Write the data out again, exactly as given.

Material for the task section start

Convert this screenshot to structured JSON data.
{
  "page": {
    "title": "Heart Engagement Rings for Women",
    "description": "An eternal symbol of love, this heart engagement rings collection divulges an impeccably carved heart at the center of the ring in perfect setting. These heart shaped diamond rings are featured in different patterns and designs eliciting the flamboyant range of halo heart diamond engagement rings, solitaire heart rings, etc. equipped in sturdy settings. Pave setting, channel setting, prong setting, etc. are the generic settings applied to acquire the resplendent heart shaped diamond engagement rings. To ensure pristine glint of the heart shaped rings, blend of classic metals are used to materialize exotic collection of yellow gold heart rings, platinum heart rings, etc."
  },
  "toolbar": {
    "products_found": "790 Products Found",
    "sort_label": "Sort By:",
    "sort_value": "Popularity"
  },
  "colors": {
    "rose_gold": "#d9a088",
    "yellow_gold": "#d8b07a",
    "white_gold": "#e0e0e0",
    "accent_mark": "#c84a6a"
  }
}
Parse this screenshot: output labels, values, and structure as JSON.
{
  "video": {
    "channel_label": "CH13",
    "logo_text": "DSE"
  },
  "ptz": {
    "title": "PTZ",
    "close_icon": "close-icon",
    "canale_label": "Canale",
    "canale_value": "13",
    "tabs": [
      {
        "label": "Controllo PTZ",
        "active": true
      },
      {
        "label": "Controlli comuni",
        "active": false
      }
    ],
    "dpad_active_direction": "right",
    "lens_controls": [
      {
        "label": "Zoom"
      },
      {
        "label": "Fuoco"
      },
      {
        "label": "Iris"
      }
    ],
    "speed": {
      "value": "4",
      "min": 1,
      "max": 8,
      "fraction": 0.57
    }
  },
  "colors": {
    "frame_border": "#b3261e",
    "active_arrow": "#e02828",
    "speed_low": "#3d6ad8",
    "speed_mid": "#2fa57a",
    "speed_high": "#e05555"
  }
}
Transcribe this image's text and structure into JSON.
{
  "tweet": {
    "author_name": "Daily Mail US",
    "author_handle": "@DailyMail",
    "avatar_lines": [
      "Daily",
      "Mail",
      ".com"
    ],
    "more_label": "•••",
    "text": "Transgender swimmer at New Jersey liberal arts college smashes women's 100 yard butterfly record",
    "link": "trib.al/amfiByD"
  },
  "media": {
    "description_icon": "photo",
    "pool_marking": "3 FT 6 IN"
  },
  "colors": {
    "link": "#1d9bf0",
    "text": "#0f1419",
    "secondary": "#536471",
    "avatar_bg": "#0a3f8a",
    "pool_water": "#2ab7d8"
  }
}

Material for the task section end

# Solution:
Convert this screenshot to structured JSON data.
{
  "page": {
    "title": "Heart Engagement Rings for Women",
    "description": "An eternal symbol of love, this heart engagement rings collection divulges an impeccably carved heart at the center of the ring in perfect setting. These heart shaped diamond rings are featured in different patterns and designs eliciting the flamboyant range of halo heart diamond engagement rings, solitaire heart rings, etc. equipped in sturdy settings. Pave setting, channel setting, prong setting, etc. are the generic settings applied to acquire the resplendent heart shaped diamond engagement rings. To ensure pristine glint of the heart shaped rings, blend of classic metals are used to materialize exotic collection of yellow gold heart rings, platinum heart rings, etc."
  },
  "toolbar": {
    "products_found": "790 Products Found",
    "sort_label": "Sort By:",
    "sort_value": "Popularity"
  },
  "colors": {
    "rose_gold": "#d9a088",
    "yellow_gold": "#d8b07a",
    "white_gold": "#e0e0e0",
    "accent_mark": "#c84a6a"
  }
}
Parse this screenshot: output labels, values, and structure as JSON.
{
  "video": {
    "channel_label": "CH13",
    "logo_text": "DSE"
  },
  "ptz": {
    "title": "PTZ",
    "close_icon": "close-icon",
    "canale_label": "Canale",
    "canale_value": "13",
    "tabs": [
      {
        "label": "Controllo PTZ",
        "active": true
      },
      {
        "label": "Controlli comuni",
        "active": false
      }
    ],
    "dpad_active_direction": "right",
    "lens_controls": [
      {
        "label": "Zoom"
      },
      {
        "label": "Fuoco"
      },
      {
        "label": "Iris"
      }
    ],
    "speed": {
      "value": "4",
      "min": 1,
      "max": 8,
      "fraction": 0.57
    }
  },
  "colors": {
    "frame_border": "#b3261e",
    "active_arrow": "#e02828",
    "speed_low": "#3d6ad8",
    "speed_mid": "#2fa57a",
    "speed_high": "#e05555"
  }
}
Transcribe this image's text and structure into JSON.
{
  "tweet": {
    "author_name": "Daily Mail US",
    "author_handle": "@DailyMail",
    "avatar_lines": [
      "Daily",
      "Mail",
      ".com"
    ],
    "more_label": "•••",
    "text": "Transgender swimmer at New Jersey liberal arts college smashes women's 100 yard butterfly record",
    "link": "trib.al/amfiByD"
  },
  "media": {
    "description_icon": "photo",
    "pool_marking": "3 FT 6 IN"
  },
  "colors": {
    "link": "#1d9bf0",
    "text": "#0f1419",
    "secondary": "#536471",
    "avatar_bg": "#0a3f8a",
    "pool_water": "#2ab7d8"
  }
}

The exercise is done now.